At the start of the Great War, being "mentioned in despatches" was, with the Victoria Cross, the only two awards that could be given posthumously.

The Massive scale of operations during the Great War demanded the enlargement of the honour system and several new orders and decorations were instituted. The "mentioned" remained part of the system but it was not favoured by the Canadian Expeditionary Force and certainly not by the men largely because there was no real material reward involved. More Canadians received the Military Medal than were mentioned in despatches.

Names brought to notice of the secretary of State for War (A and B Lists)

A List
In January 1917, the recipients of a new award were listed in the London Gazette. This was a list of persons who were "brought to notice of the Secretary of State for War for distinguished services in connection with the war". This award was generally for services on the home front, for services not in the face of the enamy and for services whilst prisoners of war. These were what came to be called "A List" and was the equivalent in all respects to a mention in despatches and the people on this list had their names published in the London Gazette.

B List
There was another "brought to notice" list usually shown as "for valuable service" as opposed to "distinguished service" both in England and Canada initiated during the War and this list was refered to as the "B List" or Press Mentions. These people on the "B List" had their names published in The London Times only and were not Gazetted.


In May 1919, Army Order 166 authorized the award of a certificate for everyone who was "mentioned in despatches" or had their "name brougt to notice" (A List). A seperate certificate was issued for each A List award or mention and all individuals received a note in their file. People who had press mentions only (B list) were not issued certificates but did receive recognition by virtue of an entry in their record of service.

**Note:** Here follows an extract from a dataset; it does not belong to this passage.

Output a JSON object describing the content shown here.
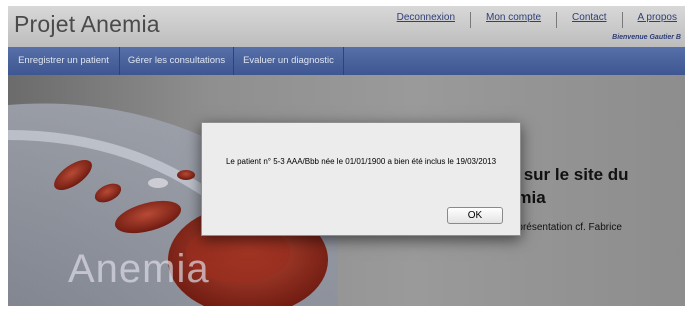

In January 1920, Army Order 3, authorized a bronze "oak leaf" to be issued to those who had been mentioned in the late war between August 4, 1914 and August 10, 1920. It was to be worn on the ribbon of the Victory Medal or, on the ribbon of the War Medal if no Victory Medal had been issued. Only one emblem could be worn no matter how often one had been mentioned and if no medals had been issued, as in the case of civilians, then it was worn directly on the lapel of the jacket. Those who had their "names brought to notice" (A List" were also eligible to were the "oak leaf". The A list "name brought to notice" was equal in all respects to a "mentioned in despatches". The B List "name brought to notice" were NOT eligible to wear the oak leaf.

The emblem worn on the full sized medal was 1.375" by .375" (34.5 x 9.5 mm) and was to be worn in the centre of the ribbon on a sixty (60) degree anglr with the stem to the wearer's right . When service dress ribbons only were worn, a smaller emblem, 1.0" by .250" (25.4 x 6.4 mm), was worn centred on, and straight across the medal ribbon. Both issues were secured to the ribbon by "bend over" pins on the back of the emblem. Various strikes of these emblems exist, some with finer details than others and small replicas were made for wear with miniature medals.


The question is often asked as to the existence of citations for MID's and the short answer to that is no. It would appear obvious that to be mentioned at all, someone would have to do something "gallant" in order to be included in the any after battle report. Certainly there were no citations forewarded as in the cases of the Victoria Cross, Military Crosses, Distinguished Conduct Medals and in many cases Military Medals. The battle reports which filtered up the chain of command were combined and amalgamated until, in the case of the CEF, it reached Sir Douglas Haig's report to the King. In this report, mentions were reduced to a simple "submitted names-deserving of special mention". It is therefore difficult to determine just where a description would be dropped in favour of a name only. If an MID citation ever existed, one of the most promising places to look would be the individual's battalion war diary. These were the responsibility of the Regimental Adjutant. If they were not recorded there, it is likely that the description of the actual act has been lost forever.